“I think that it is completely ridiculous that the streets are this bad,” she said. “We have to weave around so many that it appears like we are playing dodgeball or that we may be impaired. The suspension on my vehicle will have to be replaced a lot sooner than it needs to be due to these hazardous road conditions, which is a huge expense.”
In the meantime, Smith recommended using Hamilton’s new 311 app that people can use from their smartphones or computers. It allows them to attach photos of potholes or any other issue they want to report to the city. For those without the computer application, they can call the city at 513-785-7550.
Don’t get resident Tracy Money started about the alley potholes.
“I guess potholes in alleys don’t count because I have reported one in our alley about three times and it’s still not fixed,” Money said.

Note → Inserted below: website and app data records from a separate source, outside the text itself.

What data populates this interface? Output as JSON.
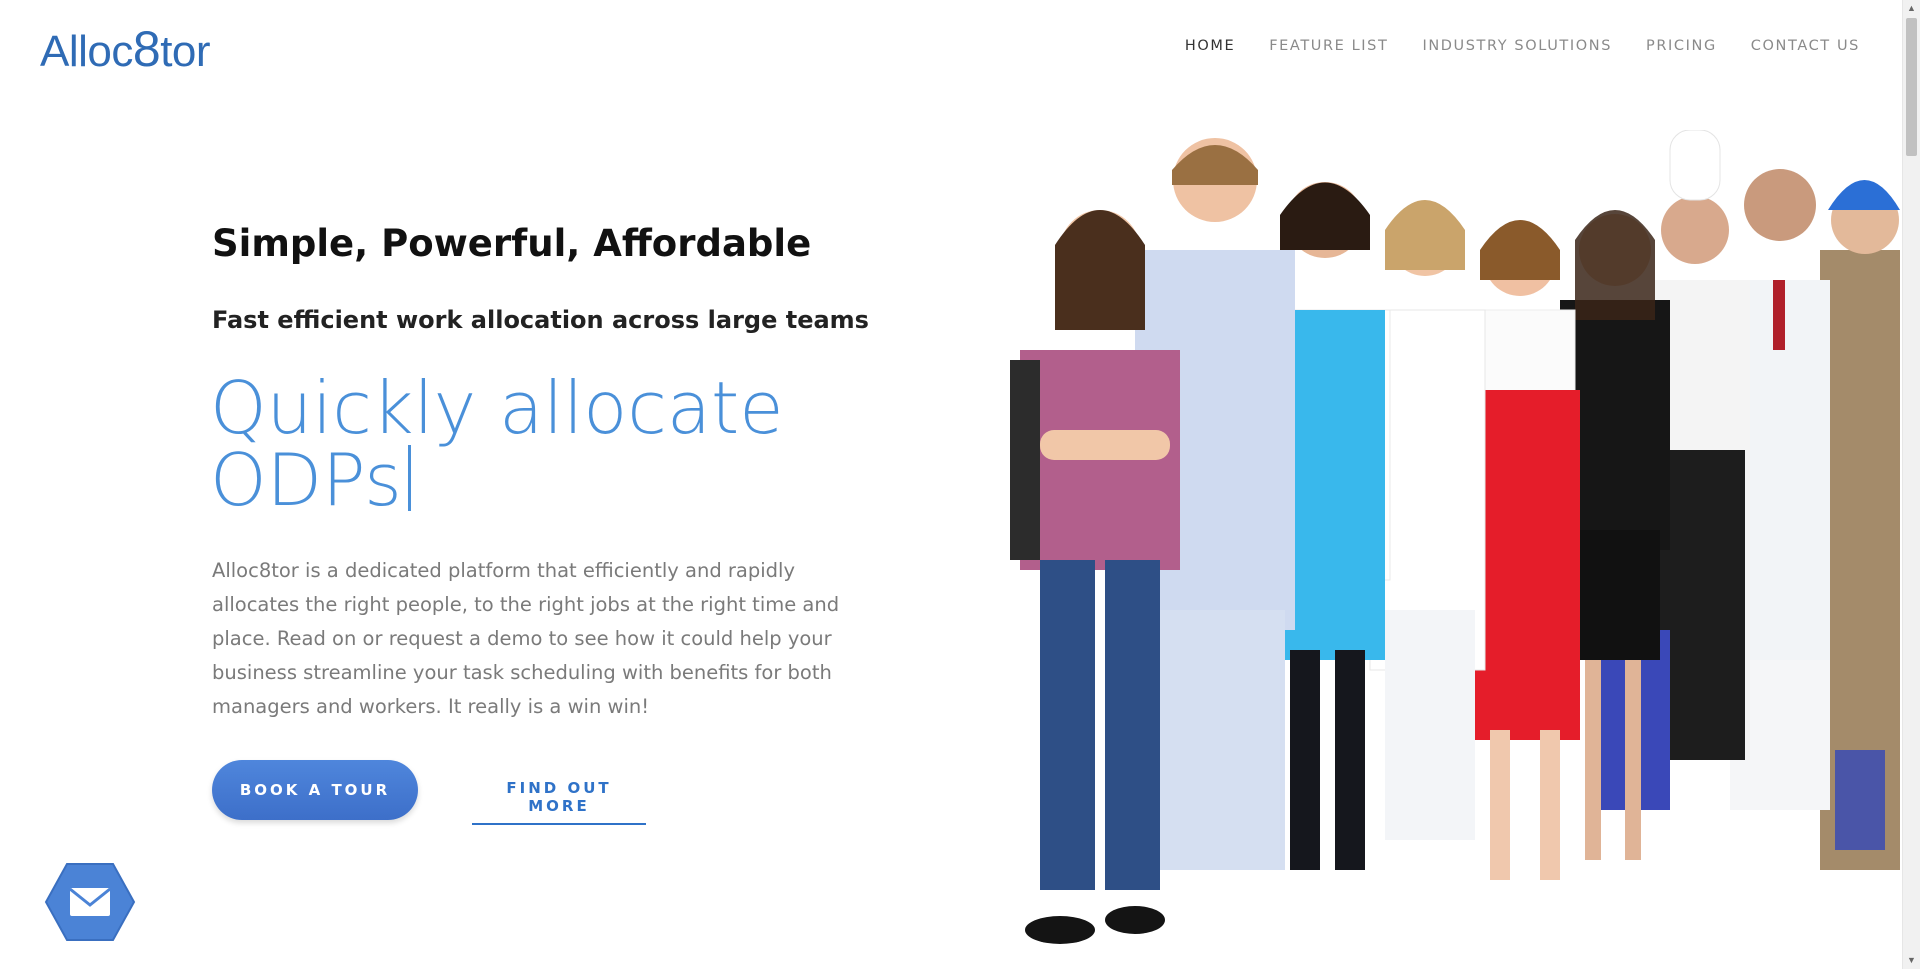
{
  "brand": {
    "logo_prefix": "Alloc",
    "logo_eight": "8",
    "logo_suffix": "tor",
    "color": "#2f6bb5"
  },
  "nav": {
    "items": [
      {
        "label": "HOME",
        "active": true
      },
      {
        "label": "FEATURE LIST",
        "active": false
      },
      {
        "label": "INDUSTRY SOLUTIONS",
        "active": false
      },
      {
        "label": "PRICING",
        "active": false
      },
      {
        "label": "CONTACT US",
        "active": false
      }
    ]
  },
  "hero": {
    "title": "Simple, Powerful, Affordable",
    "subtitle": "Fast efficient work allocation across large teams",
    "typed_line1": "Quickly allocate",
    "typed_line2": "ODPs",
    "description": "Alloc8tor is a dedicated platform that efficiently and rapidly allocates the right people, to the right jobs at the right time and place. Read on or request a demo to see how it could help your business streamline your task scheduling with benefits for both managers and workers. It really is a win win!",
    "accent_color": "#4a90d9"
  },
  "buttons": {
    "book_tour": "BOOK A TOUR",
    "find_out_more": "FIND OUT MORE"
  },
  "icons": {
    "mail": "mail-icon",
    "scroll_up": "chevron-up-icon",
    "scroll_down": "chevron-down-icon"
  },
  "image": {
    "people_count": 9
  }
}
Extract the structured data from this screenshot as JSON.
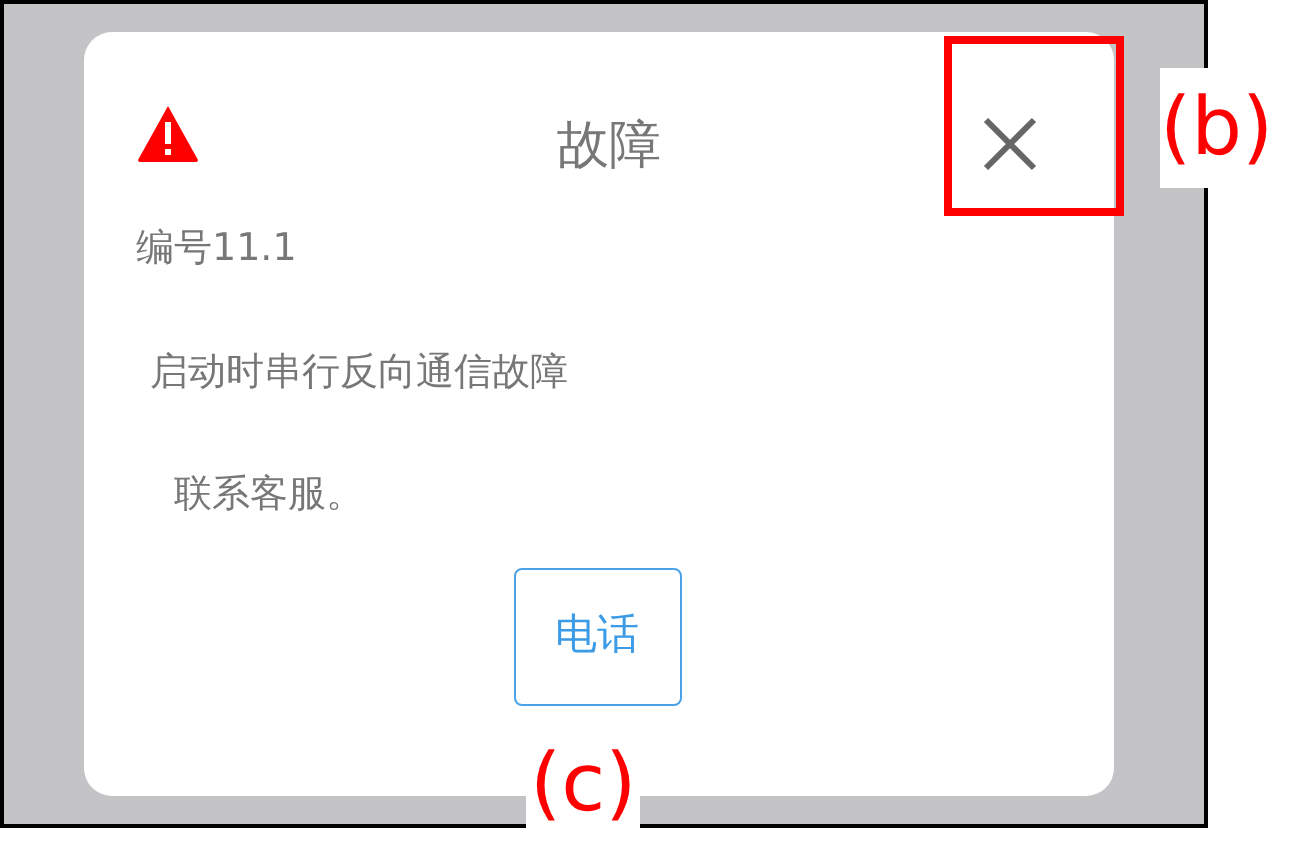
{
  "dialog": {
    "title": "故障",
    "lines": [
      {
        "text": "编号11.1"
      },
      {
        "text": "启动时串行反向通信故障"
      },
      {
        "text": " 联系客服。"
      }
    ],
    "button": "电话"
  },
  "annotations": [
    {
      "kind": "callout",
      "label": "(b)"
    },
    {
      "kind": "caption",
      "label": "(c)"
    }
  ]
}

“I noticed that they fixed a lot around Hamilton but they also pass some potholes that I know they have to see when they fixed the other ones, but they just leave it they don’t fix it, I guess because nobody’s complained,” Money said. “That’s what gets me: You’ll fix one and drive over one and not fix it. What’s with that?”
Colwell is critical of the street conditions, in part because she wants Hamilton to thrive: “I love our city and living here but as we move forward with the revitalization of our city I think the conditions of our streets should be a top priority,” she said. “If we want people to come here and experience our city and enjoy what Hamilton has to offer, that is.”